### WHAT THE TASK ASKS
Output every line of the material exactly, omitting images.

### INFORMATION SUPPLIED
----

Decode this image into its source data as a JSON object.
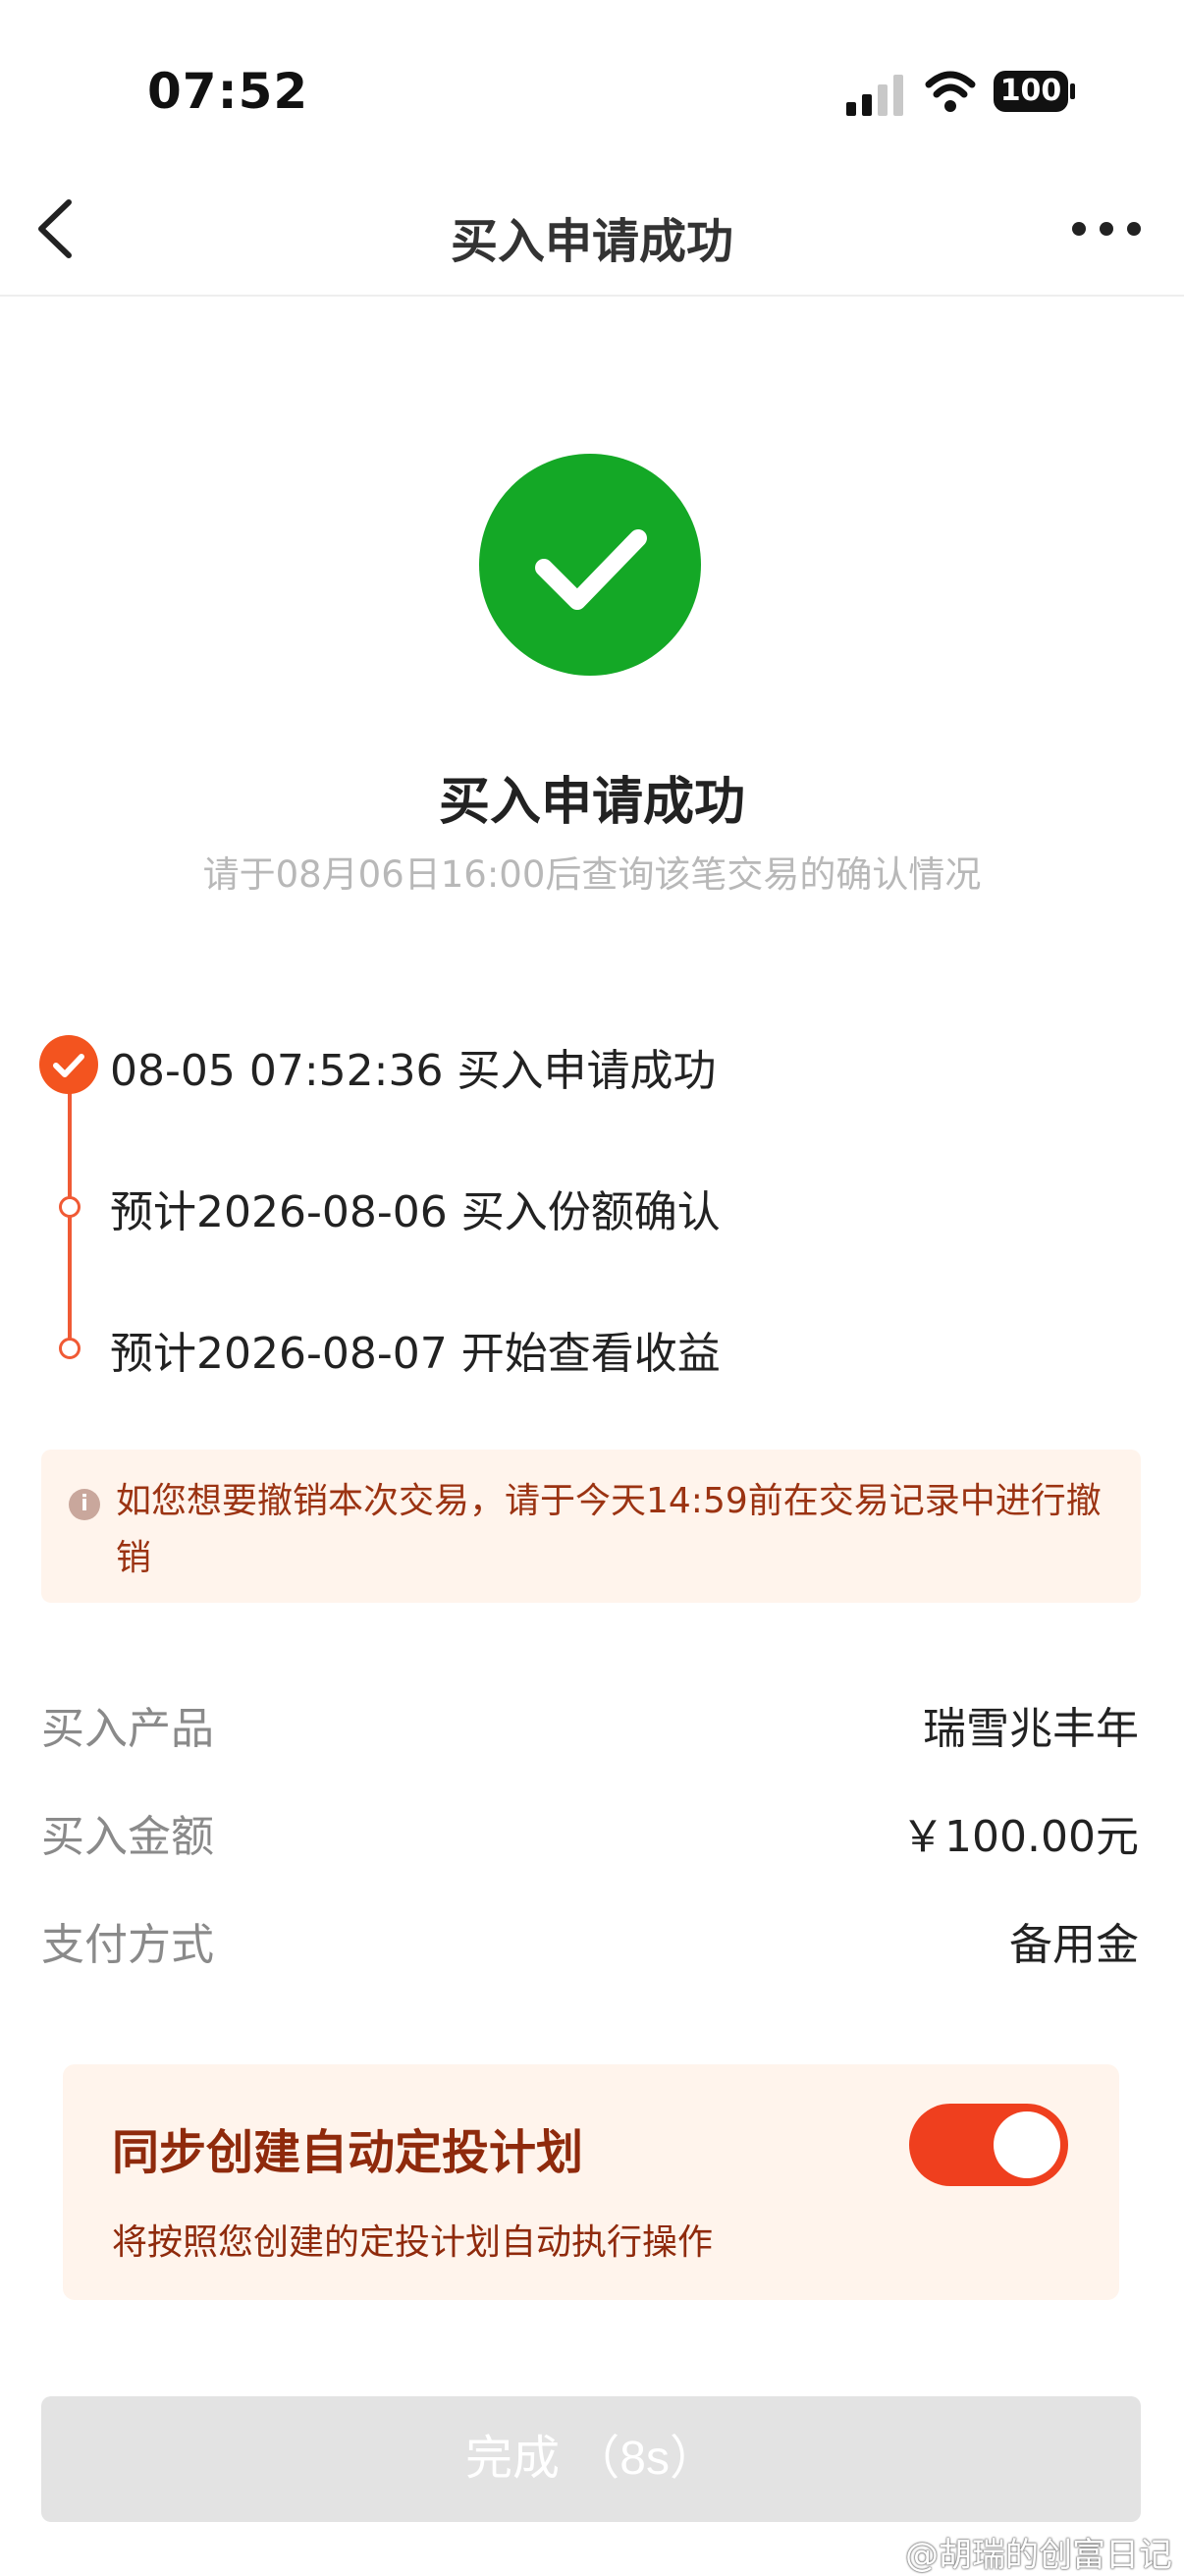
{
  "status_bar": {
    "time": "07:52",
    "battery": "100"
  },
  "nav": {
    "title": "买入申请成功"
  },
  "result": {
    "title": "买入申请成功",
    "subtitle": "请于08月06日16:00后查询该笔交易的确认情况"
  },
  "timeline": [
    {
      "text": "08-05 07:52:36 买入申请成功",
      "status": "done"
    },
    {
      "text": "预计2026-08-06 买入份额确认",
      "status": "pending"
    },
    {
      "text": "预计2026-08-07 开始查看收益",
      "status": "pending"
    }
  ],
  "notice": {
    "icon": "info-icon",
    "text": "如您想要撤销本次交易，请于今天14:59前在交易记录中进行撤销"
  },
  "details": [
    {
      "label": "买入产品",
      "value": "瑞雪兆丰年"
    },
    {
      "label": "买入金额",
      "value": "￥100.00元"
    },
    {
      "label": "支付方式",
      "value": "备用金"
    }
  ],
  "plan": {
    "title": "同步创建自动定投计划",
    "description": "将按照您创建的定投计划自动执行操作",
    "toggle_on": true
  },
  "done_button": {
    "label": "完成 （8s）"
  },
  "watermark": "@胡瑞的创富日记",
  "colors": {
    "success": "#14a826",
    "accent": "#f3541f",
    "notice_bg": "#fff4ec",
    "notice_text": "#9b3312",
    "toggle": "#ef3f1e"
  }
}
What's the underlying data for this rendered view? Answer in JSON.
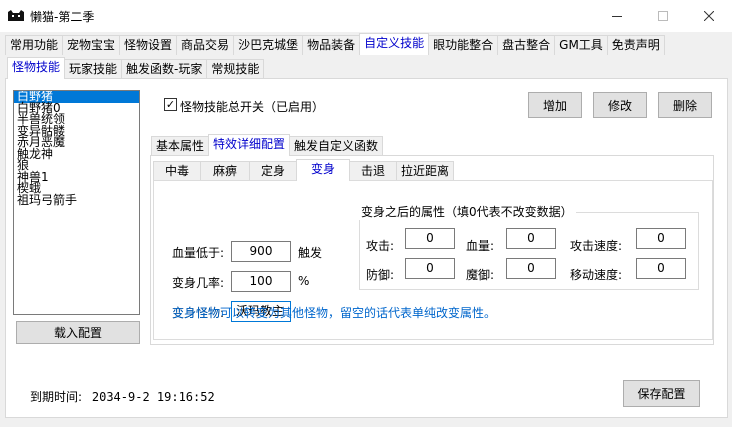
{
  "window": {
    "title": "懒猫-第二季"
  },
  "main_tabs": [
    "常用功能",
    "宠物宝宝",
    "怪物设置",
    "商品交易",
    "沙巴克城堡",
    "物品装备",
    "自定义技能",
    "眼功能整合",
    "盘古整合",
    "GM工具",
    "免责声明"
  ],
  "sub_tabs": [
    "怪物技能",
    "玩家技能",
    "触发函数-玩家",
    "常规技能"
  ],
  "monster_list": [
    "白野猪",
    "白野猪0",
    "半兽统领",
    "变异骷髅",
    "赤月恶魔",
    "触龙神",
    "狼",
    "神兽1",
    "楔蛾",
    "祖玛弓箭手"
  ],
  "load_button": "载入配置",
  "master_switch_label": "怪物技能总开关（已启用）",
  "actions": {
    "add": "增加",
    "modify": "修改",
    "delete": "删除"
  },
  "config_tabs": [
    "基本属性",
    "特效详细配置",
    "触发自定义函数"
  ],
  "effect_tabs": [
    "中毒",
    "麻痹",
    "定身",
    "变身",
    "击退",
    "拉近距离"
  ],
  "transform": {
    "hp_below_label": "血量低于:",
    "hp_below_value": "900",
    "trigger_suffix": "触发",
    "chance_label": "变身几率:",
    "chance_value": "100",
    "chance_unit": "%",
    "monster_label": "变身怪物:",
    "monster_value": "沃玛教主",
    "after_title": "变身之后的属性（填0代表不改变数据）",
    "attack_label": "攻击:",
    "attack_value": "0",
    "hp_label": "血量:",
    "hp_value": "0",
    "attack_speed_label": "攻击速度:",
    "attack_speed_value": "0",
    "defense_label": "防御:",
    "defense_value": "0",
    "magic_def_label": "魔御:",
    "magic_def_value": "0",
    "move_speed_label": "移动速度:",
    "move_speed_value": "0",
    "hint": "变身怪物可以转变为其他怪物，留空的话代表单纯改变属性。"
  },
  "status": {
    "expiry_label": "到期时间:",
    "expiry_value": "2034-9-2 19:16:52"
  },
  "save_button": "保存配置",
  "colors": {
    "accent": "#0078d7",
    "active_tab_text": "#0000cc",
    "hint_text": "#0066cc"
  }
}
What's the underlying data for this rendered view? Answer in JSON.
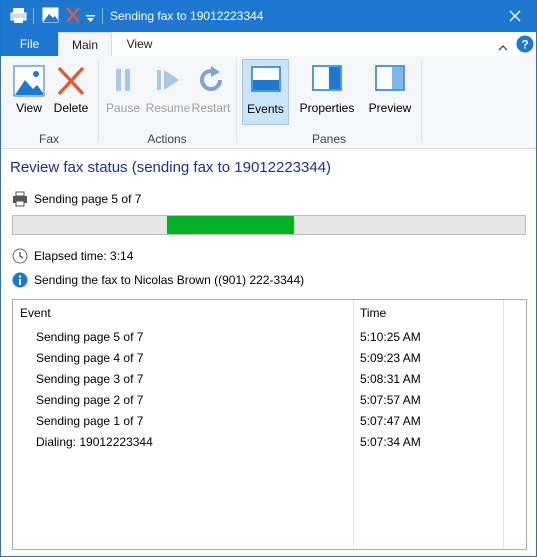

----

### REPLY TO THE EXERCISE
Decode this image into its source data as a JSON object.
{
  "status_bar": {
    "time": "07:52",
    "battery": "100"
  },
  "nav": {
    "title": "买入申请成功"
  },
  "result": {
    "title": "买入申请成功",
    "subtitle": "请于08月06日16:00后查询该笔交易的确认情况"
  },
  "timeline": [
    {
      "text": "08-05 07:52:36 买入申请成功",
      "status": "done"
    },
    {
      "text": "预计2026-08-06 买入份额确认",
      "status": "pending"
    },
    {
      "text": "预计2026-08-07 开始查看收益",
      "status": "pending"
    }
  ],
  "notice": {
    "icon": "info-icon",
    "text": "如您想要撤销本次交易，请于今天14:59前在交易记录中进行撤销"
  },
  "details": [
    {
      "label": "买入产品",
      "value": "瑞雪兆丰年"
    },
    {
      "label": "买入金额",
      "value": "￥100.00元"
    },
    {
      "label": "支付方式",
      "value": "备用金"
    }
  ],
  "plan": {
    "title": "同步创建自动定投计划",
    "description": "将按照您创建的定投计划自动执行操作",
    "toggle_on": true
  },
  "done_button": {
    "label": "完成 （8s）"
  },
  "watermark": "@胡瑞的创富日记",
  "colors": {
    "success": "#14a826",
    "accent": "#f3541f",
    "notice_bg": "#fff4ec",
    "notice_text": "#9b3312",
    "toggle": "#ef3f1e"
  }
}
What's the underlying data for this rendered view? Answer in JSON.
{
  "window": {
    "title": "懒猫-第二季"
  },
  "main_tabs": [
    "常用功能",
    "宠物宝宝",
    "怪物设置",
    "商品交易",
    "沙巴克城堡",
    "物品装备",
    "自定义技能",
    "眼功能整合",
    "盘古整合",
    "GM工具",
    "免责声明"
  ],
  "sub_tabs": [
    "怪物技能",
    "玩家技能",
    "触发函数-玩家",
    "常规技能"
  ],
  "monster_list": [
    "白野猪",
    "白野猪0",
    "半兽统领",
    "变异骷髅",
    "赤月恶魔",
    "触龙神",
    "狼",
    "神兽1",
    "楔蛾",
    "祖玛弓箭手"
  ],
  "load_button": "载入配置",
  "master_switch_label": "怪物技能总开关（已启用）",
  "actions": {
    "add": "增加",
    "modify": "修改",
    "delete": "删除"
  },
  "config_tabs": [
    "基本属性",
    "特效详细配置",
    "触发自定义函数"
  ],
  "effect_tabs": [
    "中毒",
    "麻痹",
    "定身",
    "变身",
    "击退",
    "拉近距离"
  ],
  "transform": {
    "hp_below_label": "血量低于:",
    "hp_below_value": "900",
    "trigger_suffix": "触发",
    "chance_label": "变身几率:",
    "chance_value": "100",
    "chance_unit": "%",
    "monster_label": "变身怪物:",
    "monster_value": "沃玛教主",
    "after_title": "变身之后的属性（填0代表不改变数据）",
    "attack_label": "攻击:",
    "attack_value": "0",
    "hp_label": "血量:",
    "hp_value": "0",
    "attack_speed_label": "攻击速度:",
    "attack_speed_value": "0",
    "defense_label": "防御:",
    "defense_value": "0",
    "magic_def_label": "魔御:",
    "magic_def_value": "0",
    "move_speed_label": "移动速度:",
    "move_speed_value": "0",
    "hint": "变身怪物可以转变为其他怪物，留空的话代表单纯改变属性。"
  },
  "status": {
    "expiry_label": "到期时间:",
    "expiry_value": "2034-9-2 19:16:52"
  },
  "save_button": "保存配置",
  "colors": {
    "accent": "#0078d7",
    "active_tab_text": "#0000cc",
    "hint_text": "#0066cc"
  }
}
What's the underlying data for this rendered view? Answer in JSON.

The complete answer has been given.